But, like rent-a-banks plans, the valid-when-made doctrine is a appropriate fiction. As Professor Adam Levitin of Georgetown University Law Center explained: вЂњWith one exception, it may not be present in situation legislation predating the appropriate statute, a lot less in treatises, or scholarly articles, in addition to 2nd Circuit rejected the doctrine in 2015 in Madden v. Midland Funding, LLC . . . .вЂќ The OCC and FDIC will also be wrong that the banking institutionsвЂ™ preemption could be addressed like home and assigned to a non-bank lender. Preemption is alternatively вЂњa privilege individual up to a bank which comes included in a bundle of an in depth regime that is regulatoryвЂќ[2 which non-bank loan providers aren’t susceptible to. Finally, the OCC and FDIC are incorrect to find to overturn the circuitвЂ™s that are second decision by way of a rulemaking. As evidenced by legislation introduced in the home and Senate, it will be the part of Congress, maybe perhaps not the branch that is executive to handle any disagreements using the Second CircuitвЂ™s Madden choice.

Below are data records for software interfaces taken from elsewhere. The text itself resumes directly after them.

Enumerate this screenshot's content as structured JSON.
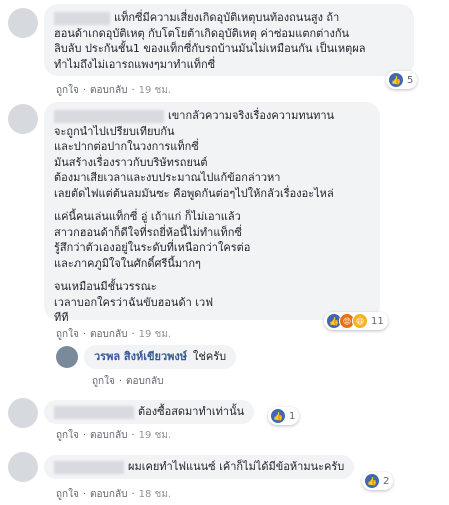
{
  "actions": {
    "like": "ถูกใจ",
    "reply": "ตอบกลับ"
  },
  "comments": [
    {
      "lines": [
        "แท็กซี่มีความเสี่ยงเกิดอุบัติเหตุบนท้องถนนสูง ถ้า",
        "ฮอนด้าเกดอุบัติเหตุ กับโตโยต้าเกิดอุบัติเหตุ ค่าซ่อมแตกต่างกัน",
        "ลิบลับ ประกันชั้น1 ของแท็กซี่กับรถบ้านมันไม่เหมือนกัน เป็นเหตุผล",
        "ทำไมถึงไม่เอารถแพงๆมาทำแท็กซี่"
      ],
      "time": "19 ชม.",
      "reaction_count": "5"
    },
    {
      "lines": [
        "เขากลัวความจริงเรื่องความทนทาน",
        "จะถูกนำไปเปรียบเทียบกัน",
        "และปากต่อปากในวงการแท็กซี่",
        "มันสร้างเรื่องราวกับบริษัทรถยนต์",
        "ต้องมาเสียเวลาและงบประมาณไปแก้ข้อกล่าวหา",
        "เลยตัดไฟแต่ต้นลมมันซะ คือพูดกันต่อๆไปให้กลัวเรื่องอะไหล่",
        "",
        "แค่นี้คนเล่นแท็กซี่ อู่ เถ้าแก่ ก็ไม่เอาแล้ว",
        "สาวกฮอนด้าก็ดีใจที่รถยี่ห้อนี้ไม่ทำแท็กซี่",
        "รู้สึกว่าตัวเองอยู่ในระดับที่เหนือกว่าใครต่อ",
        "และภาคภูมิใจในศักดิ์ศรีนี้มากๆ",
        "",
        "จนเหมือนมีชั้นวรรณะ",
        "เวลาบอกใครว่าฉันขับฮอนด้า เวฟ",
        "ทีที"
      ],
      "time": "19 ชม.",
      "reaction_count": "11"
    },
    {
      "name": "วรพล สิงห์เขียวพงษ์",
      "text": "ใช่ครับ"
    },
    {
      "text": "ต้องซื้อสดมาทำเท่านั้น",
      "time": "19 ชม.",
      "reaction_count": "1"
    },
    {
      "text": "ผมเคยทำไฟแนนซ์ เค้าก็ไม่ได้มีข้อห้ามนะครับ",
      "time": "18 ชม.",
      "reaction_count": "2"
    }
  ]
}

The OCCвЂ™s and FDICвЂ™s proposed rulemakings represent a distressing come back to their pre-financial crisis part in broadly using federal preemption to undermine state customer security regulations. For more than two hundreds of years, states took the lead in handling rates of interest inside their boundaries. Now could be maybe not the right time and energy to overturn this method. We urge you to definitely reverse program about this course, which enabled predatory financing techniques and resulted in the economic crisis from where the nation continues to be appearing.